_What you need to do_
Please return the data that follows precisely as written, but without the images.

_The records_
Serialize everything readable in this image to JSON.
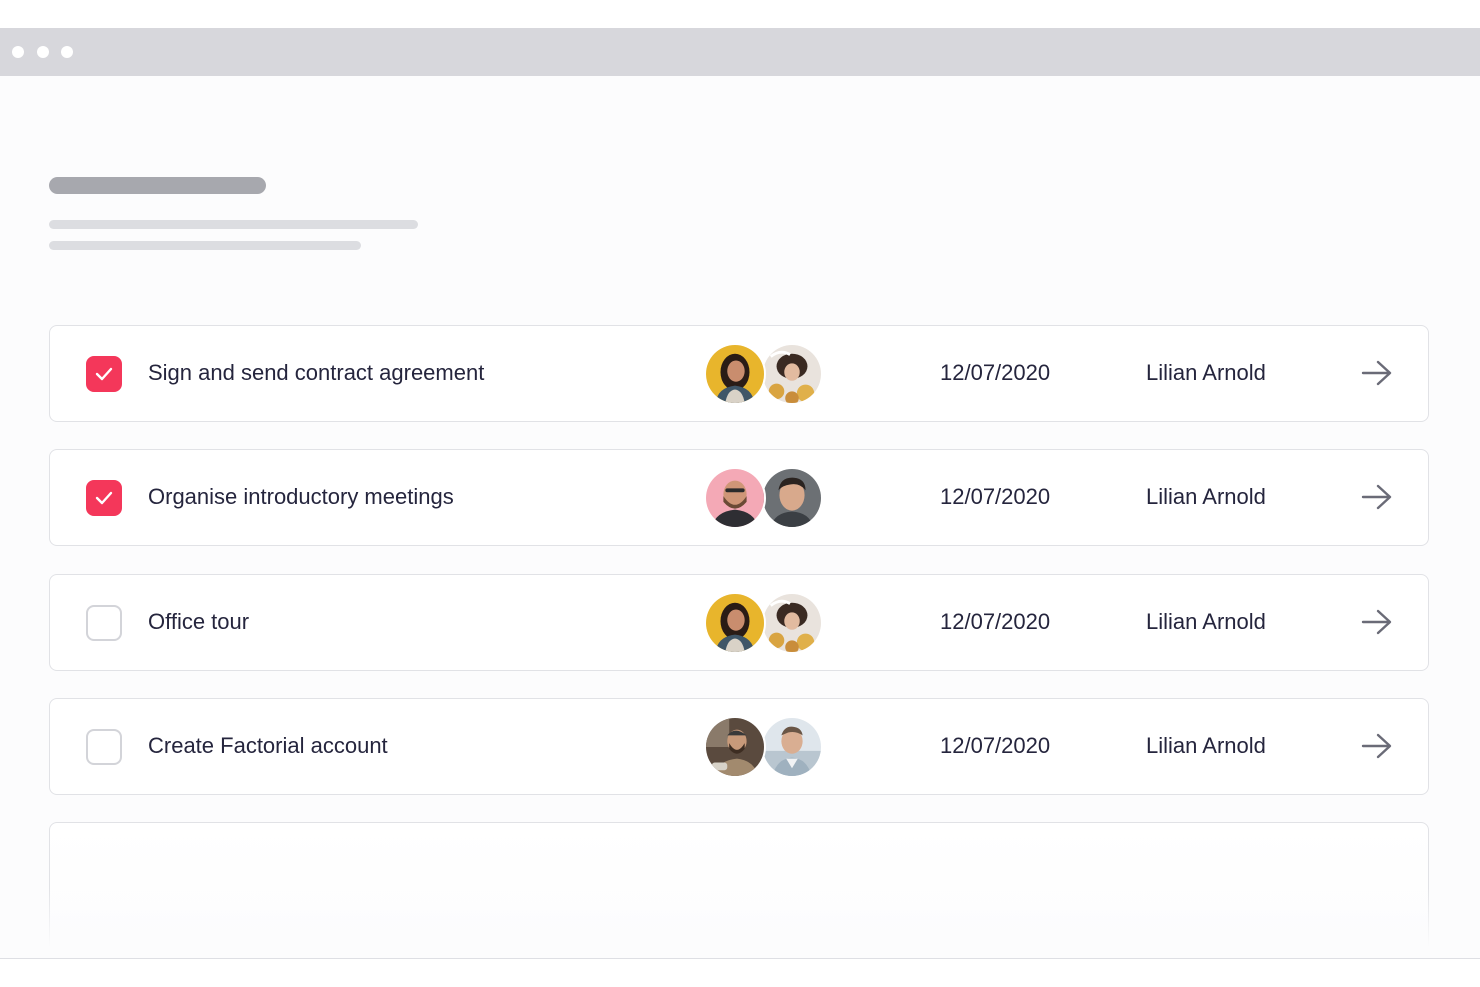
{
  "colors": {
    "accent": "#f4375a",
    "titlebar": "#d7d7dc",
    "text": "#25253d",
    "border": "#e1e2e6"
  },
  "tasks": [
    {
      "label": "Sign and send contract agreement",
      "checked": true,
      "date": "12/07/2020",
      "assignee": "Lilian Arnold",
      "avatars": [
        "avatar-woman-yellow-bg",
        "avatar-woman-lying-flowers"
      ]
    },
    {
      "label": "Organise introductory meetings",
      "checked": true,
      "date": "12/07/2020",
      "assignee": "Lilian Arnold",
      "avatars": [
        "avatar-bearded-man-pink-bg",
        "avatar-man-dark-bg"
      ]
    },
    {
      "label": "Office tour",
      "checked": false,
      "date": "12/07/2020",
      "assignee": "Lilian Arnold",
      "avatars": [
        "avatar-woman-yellow-bg",
        "avatar-woman-lying-flowers"
      ]
    },
    {
      "label": "Create Factorial account",
      "checked": false,
      "date": "12/07/2020",
      "assignee": "Lilian Arnold",
      "avatars": [
        "avatar-man-cafe",
        "avatar-man-outdoor"
      ]
    }
  ],
  "icons": {
    "check": "check-icon",
    "arrow": "arrow-right-icon"
  }
}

_Result of the task_
Serialize everything readable in this image to JSON.
{
  "colors": {
    "accent": "#f4375a",
    "titlebar": "#d7d7dc",
    "text": "#25253d",
    "border": "#e1e2e6"
  },
  "tasks": [
    {
      "label": "Sign and send contract agreement",
      "checked": true,
      "date": "12/07/2020",
      "assignee": "Lilian Arnold",
      "avatars": [
        "avatar-woman-yellow-bg",
        "avatar-woman-lying-flowers"
      ]
    },
    {
      "label": "Organise introductory meetings",
      "checked": true,
      "date": "12/07/2020",
      "assignee": "Lilian Arnold",
      "avatars": [
        "avatar-bearded-man-pink-bg",
        "avatar-man-dark-bg"
      ]
    },
    {
      "label": "Office tour",
      "checked": false,
      "date": "12/07/2020",
      "assignee": "Lilian Arnold",
      "avatars": [
        "avatar-woman-yellow-bg",
        "avatar-woman-lying-flowers"
      ]
    },
    {
      "label": "Create Factorial account",
      "checked": false,
      "date": "12/07/2020",
      "assignee": "Lilian Arnold",
      "avatars": [
        "avatar-man-cafe",
        "avatar-man-outdoor"
      ]
    }
  ],
  "icons": {
    "check": "check-icon",
    "arrow": "arrow-right-icon"
  }
}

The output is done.